"Voices United" Workshops Train Students to Recognize and Combat Negative Culture and Climate Behaviors

Every student learns best when they feel safe in their school community, when they feel supported and understood. Building and sustaining a positive and inclusive community is not just the work of the teachers, staff, and administrators. Student leadership plays a significant part in creating a school climate where young people can thrive. Voices United (VU) training, held annually at Arlington High School, was designed to help develop the skills young people need to create a caring and nurturing community.

This year’s VU workshops, offered to all ninth grade students, were held during October and November. On each day, inclusive groups of 40-50 students joined trained facilitators to understand and address instances of bullying, bias, harassment, and degrading language among their peers. The first half of the five-hour day was devoted to understanding the diversity of the AHS community, the impacts of such negative behaviors, and to developing empathy. The second half was designed to help the attendees understand what they, as 14-15 year old students, can do to combat these behaviors and support each other.

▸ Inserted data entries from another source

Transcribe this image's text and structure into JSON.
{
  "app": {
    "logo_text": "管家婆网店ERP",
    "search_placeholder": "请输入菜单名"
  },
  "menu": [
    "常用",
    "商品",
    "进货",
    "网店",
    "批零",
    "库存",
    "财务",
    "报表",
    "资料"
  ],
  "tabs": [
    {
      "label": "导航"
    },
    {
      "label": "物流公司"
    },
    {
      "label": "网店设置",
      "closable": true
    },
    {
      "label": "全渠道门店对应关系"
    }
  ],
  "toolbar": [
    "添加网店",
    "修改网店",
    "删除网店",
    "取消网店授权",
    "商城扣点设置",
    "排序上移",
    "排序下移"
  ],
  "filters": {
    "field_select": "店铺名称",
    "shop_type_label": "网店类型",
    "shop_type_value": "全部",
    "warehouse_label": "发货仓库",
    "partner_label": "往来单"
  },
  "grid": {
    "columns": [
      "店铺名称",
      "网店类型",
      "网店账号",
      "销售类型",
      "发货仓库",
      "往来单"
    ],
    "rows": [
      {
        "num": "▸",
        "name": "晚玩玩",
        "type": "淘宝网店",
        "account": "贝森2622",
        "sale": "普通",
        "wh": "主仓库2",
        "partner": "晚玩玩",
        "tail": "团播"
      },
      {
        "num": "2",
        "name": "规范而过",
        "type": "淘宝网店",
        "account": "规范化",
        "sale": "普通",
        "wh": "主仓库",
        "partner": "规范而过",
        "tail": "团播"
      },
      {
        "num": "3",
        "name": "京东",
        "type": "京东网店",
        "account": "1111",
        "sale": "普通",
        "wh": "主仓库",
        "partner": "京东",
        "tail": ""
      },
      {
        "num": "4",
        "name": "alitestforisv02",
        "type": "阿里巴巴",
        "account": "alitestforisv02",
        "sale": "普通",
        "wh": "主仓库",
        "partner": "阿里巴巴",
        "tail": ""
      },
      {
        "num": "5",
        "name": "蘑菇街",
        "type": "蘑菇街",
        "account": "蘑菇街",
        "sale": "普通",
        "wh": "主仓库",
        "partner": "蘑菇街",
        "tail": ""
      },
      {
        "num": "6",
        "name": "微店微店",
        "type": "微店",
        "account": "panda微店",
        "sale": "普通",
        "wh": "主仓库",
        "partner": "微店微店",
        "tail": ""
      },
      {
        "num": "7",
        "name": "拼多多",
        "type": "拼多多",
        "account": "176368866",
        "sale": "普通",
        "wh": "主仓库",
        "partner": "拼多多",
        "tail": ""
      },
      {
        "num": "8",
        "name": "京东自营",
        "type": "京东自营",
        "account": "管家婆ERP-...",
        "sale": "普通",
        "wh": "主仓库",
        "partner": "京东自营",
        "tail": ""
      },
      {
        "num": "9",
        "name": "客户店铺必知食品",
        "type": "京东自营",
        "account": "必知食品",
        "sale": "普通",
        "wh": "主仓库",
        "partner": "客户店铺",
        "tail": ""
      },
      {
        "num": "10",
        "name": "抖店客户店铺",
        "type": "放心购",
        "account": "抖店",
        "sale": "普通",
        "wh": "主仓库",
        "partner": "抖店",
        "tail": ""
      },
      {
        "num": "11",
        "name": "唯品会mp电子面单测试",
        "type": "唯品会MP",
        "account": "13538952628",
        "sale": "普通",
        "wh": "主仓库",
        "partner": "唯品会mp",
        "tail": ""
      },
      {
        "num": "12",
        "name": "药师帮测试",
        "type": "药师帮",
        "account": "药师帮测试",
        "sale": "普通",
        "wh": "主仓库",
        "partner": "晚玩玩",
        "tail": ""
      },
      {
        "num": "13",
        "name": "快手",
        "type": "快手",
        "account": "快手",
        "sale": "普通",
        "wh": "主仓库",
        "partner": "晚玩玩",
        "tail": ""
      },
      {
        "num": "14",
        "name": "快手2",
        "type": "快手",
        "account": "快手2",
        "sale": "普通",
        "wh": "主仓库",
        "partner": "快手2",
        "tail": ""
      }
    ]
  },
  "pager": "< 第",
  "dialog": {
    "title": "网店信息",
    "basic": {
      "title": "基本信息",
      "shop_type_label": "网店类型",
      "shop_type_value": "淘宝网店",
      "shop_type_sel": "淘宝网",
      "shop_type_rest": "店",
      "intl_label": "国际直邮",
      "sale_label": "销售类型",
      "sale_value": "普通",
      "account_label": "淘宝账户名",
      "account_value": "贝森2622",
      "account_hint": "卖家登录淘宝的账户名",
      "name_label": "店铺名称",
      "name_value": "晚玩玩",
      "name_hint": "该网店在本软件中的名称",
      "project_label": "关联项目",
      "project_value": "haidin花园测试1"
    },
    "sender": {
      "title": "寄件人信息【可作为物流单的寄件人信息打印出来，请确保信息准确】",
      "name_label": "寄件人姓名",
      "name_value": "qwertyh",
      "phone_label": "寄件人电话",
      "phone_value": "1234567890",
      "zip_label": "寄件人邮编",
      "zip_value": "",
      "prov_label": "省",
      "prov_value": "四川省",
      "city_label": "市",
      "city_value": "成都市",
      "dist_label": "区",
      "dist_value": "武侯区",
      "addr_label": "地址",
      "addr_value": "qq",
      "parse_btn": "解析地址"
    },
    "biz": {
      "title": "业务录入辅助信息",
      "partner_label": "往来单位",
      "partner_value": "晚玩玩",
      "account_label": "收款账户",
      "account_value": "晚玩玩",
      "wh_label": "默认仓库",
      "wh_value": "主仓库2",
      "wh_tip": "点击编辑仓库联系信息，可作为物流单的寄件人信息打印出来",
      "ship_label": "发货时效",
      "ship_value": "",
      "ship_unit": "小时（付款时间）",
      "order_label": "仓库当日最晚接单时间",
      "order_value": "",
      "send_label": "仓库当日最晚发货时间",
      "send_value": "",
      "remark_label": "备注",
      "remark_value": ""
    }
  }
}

The workshops were very intense, and included team building activities, large and small group discussions and sharing, hearing from the facilitators, and opportunities for students to speak about their own experiences observing or being on the receiving end of bullying, bias, harassment, or degrading language. The leaders strived to have the students create and lead the conversations. The attendees learned that even when bad behaviors are done in jest with innocent intent, the harmful impact can be serious and severe, and how everyone can be hurt.

After being presented with scenarios of different types of harassment, bullying, bias, and disrespectful language, the students came together in small groups to discuss what they have heard and talk about how they could intervene. They reflected on how they can encourage others to stop, when they can speak up, when it is important to report what they have witnessed to an adult, and how they can reach out to those who might be affected so that the victims understand they are not alone.

The workshops were led by a team of trained facilitators that included APS Director of Diversity, Equity, Inclusion, Belonging, and Justice Margaret Credle Thomas, METCO Director Richelle Smith, METCO Social Worker Shayla Lowe, AHS Librarian Stacy Kitsis, Deans Robert DiLoreto, Veronica Tivnan, and Paul McCarthy, and Assistant Principal Bill McCarthy. Principal Dr. Matthew Janger, who took part in all seven sessions, was impressed by how reflective and thoughtful the students were. They talked about reaching out to those who are alone in the cafeteria, and how they should check in with their friends more often. He heard them educating each other, and he came away with a better understanding of the young people. The groups were inclusive, and Dr. Janger observed the attendees connecting to students they might not have in the past.

This year’s workshops evolved out of an initiative started in 2015 to gather information on school climate and inclusion. Human rights educator and consultant Steve Wessler held focus groups with students to gather information about their experiences with bullying, bias, harassment, and degrading language within AHS. The level of negative interaction among students was concerning, and Voices United was born to begin the process of creating a more positive school culture.

Dr. Janger reports that although the days were very demanding, the participants' level of empathy, interest, and commitment to having positive school experiences created a very hopeful environment. It was clear that everyone wants kindness to spread throughout AHS, and student feedback on the day is generally positive. One outcome observed by facilitators and other adults after Voices United takes place is that they see more students coming forward to look for support and get help than they have in the past. Feedback collected on school culture this fall is uniformly positive. The VU initiative has become an important way to help Arlington High School take responsibility for providing a safe and supportive learning environment for all students.